The Commission normally introduces policy proposals when the Presidency has preferences relatively close to itself. However, regarding Art.7.1 hearings, the Commission used its agenda-shaping powers when the Presidencies showed an anti-enforcement preference and opted for agenda-exclusion. The Commission requested hearings against Poland during the Bulgarian and Austrian Presidencies, but did not force the issue onto the Romanian Presidency’s agenda, possibly since the Romanian executive itself faced the Art.7 threat and thus the Commission might have preferred not to escalate tensions.
Additionally, these requests took place during the Juncker Commission. Conversely, the von der Leyen Commission has displayed less interest in Art.7, and a preference for other RoL enforcement tools. This shift of approach also coincides with an increased attention paid by the Presidencies to the RoL crisis.
Since 2020, although some governments have shown a preference for opposing Art.7, all have made use of agenda-setting in relation to the protection of the RoL and this article. This could increase the costs for the Commission of requiring a hearing: it could be perceived as not trusting the Presidency to stick to its commitments.
The trio agenda
Coordination among different Presidencies is organised in trios, which agree on a joint 18-month agenda. A striking fact is that none of the trio’s programmes contained references to Art.7. Nevertheless, the attention to the RoL crisis has increased over time. In none of the trios studied is a homogeneity of preferences for the enforcement of the RoL identified, and therefore the Presidencies avoided coordination in relation to Art.7.1 hearings in the trio’s programme.

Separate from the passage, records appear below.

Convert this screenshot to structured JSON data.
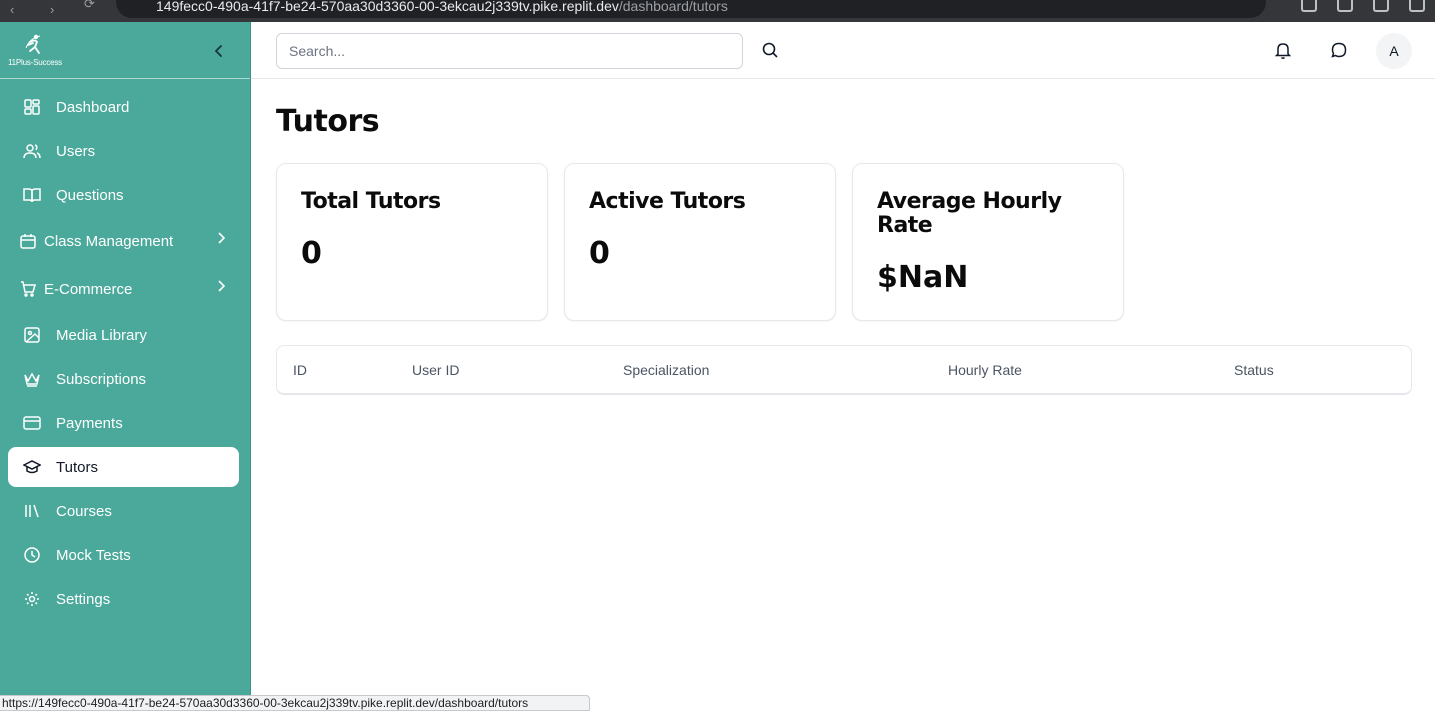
{
  "browser": {
    "url_main": "149fecc0-490a-41f7-be24-570aa30d3360-00-3ekcau2j339tv.pike.replit.dev",
    "url_path": "/dashboard/tutors",
    "status_url": "https://149fecc0-490a-41f7-be24-570aa30d3360-00-3ekcau2j339tv.pike.replit.dev/dashboard/tutors"
  },
  "brand": {
    "logo_text": "11Plus-Success"
  },
  "sidebar": {
    "items": [
      {
        "label": "Dashboard",
        "icon": "dashboard-icon"
      },
      {
        "label": "Users",
        "icon": "users-icon"
      },
      {
        "label": "Questions",
        "icon": "book-icon"
      },
      {
        "label": "Class Management",
        "icon": "calendar-icon",
        "expandable": true
      },
      {
        "label": "E-Commerce",
        "icon": "cart-icon",
        "expandable": true
      },
      {
        "label": "Media Library",
        "icon": "image-icon"
      },
      {
        "label": "Subscriptions",
        "icon": "crown-icon"
      },
      {
        "label": "Payments",
        "icon": "credit-card-icon"
      },
      {
        "label": "Tutors",
        "icon": "graduation-cap-icon",
        "active": true
      },
      {
        "label": "Courses",
        "icon": "library-icon"
      },
      {
        "label": "Mock Tests",
        "icon": "clock-icon"
      },
      {
        "label": "Settings",
        "icon": "gear-icon"
      }
    ]
  },
  "header": {
    "search_placeholder": "Search...",
    "avatar_initial": "A"
  },
  "main": {
    "title": "Tutors",
    "cards": [
      {
        "title": "Total Tutors",
        "value": "0"
      },
      {
        "title": "Active Tutors",
        "value": "0"
      },
      {
        "title": "Average Hourly Rate",
        "value": "$NaN"
      }
    ],
    "table": {
      "columns": [
        "ID",
        "User ID",
        "Specialization",
        "Hourly Rate",
        "Status"
      ],
      "rows": []
    }
  },
  "colors": {
    "sidebar_bg": "#4aa99a",
    "active_item_bg": "#ffffff"
  }
}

The COVID-19 pandemic impacted the hearings: the German Presidency announced that the Council would not to conduct them in the videoconference format to which the GAC was obliged to be held. This also could have helped it not to escalate tensions with the Polish and Hungarian executives which, at that time, vetoed the MFF as a result of the Council’s adoption of the Conditionality Regulation.
No mentions to other crises have been found in the Presidencies official documents that justify the non-holding of hearings for a given period. However, it is likely that the need for the Council to reach consensus on how to handle external crises has prevented the Presidencies from acting more determinedly on Art.7.
While they are expected to act as “honest brokers”, the Presidencies use their agenda-shaping powers to steer the Council’s RoL enforcement activity in their preferred direction. This raises serious doubts about the evolution of this policy area during the forthcoming Hungarian and Polish Presidencies, scheduled for 2024 and 2025. Both governments are not only subject to Art.7 procedures, but in the Hungarian case the Conditionality Regulation is also currently enforced.
National governments with preferences in favour of RoL enforcement appear to be able (or willing) to drive the Council to exercise its prerogatives in this regard through scrutiny (hearings), but not through recommendations or sanctions; the hearings have thus become a form of “activism” for these Presidencies.
Gisela Hernández is currently developing her Ph.D. project on rule of law enforcement in the European Union at the Institute of Public Goods and Policies of the Spanish National Research Council (IPP-CSIC) and Universidad Autónoma de Madrid (UAM). She has been visiting researcher at the Institute for European Studies – Université libre de Bruxelles (IEE-ULB). Previously, she took part in the H2020 RECONNECT Project as a research associate and worked at the European Council on Foreign Relations, Madrid Office, researching on migration and border management issues in the EU. She has published in Politics and Governance and The Hague Journal on the Rule of Law. You can follow Gisela and IPP-CSIC on Twitter.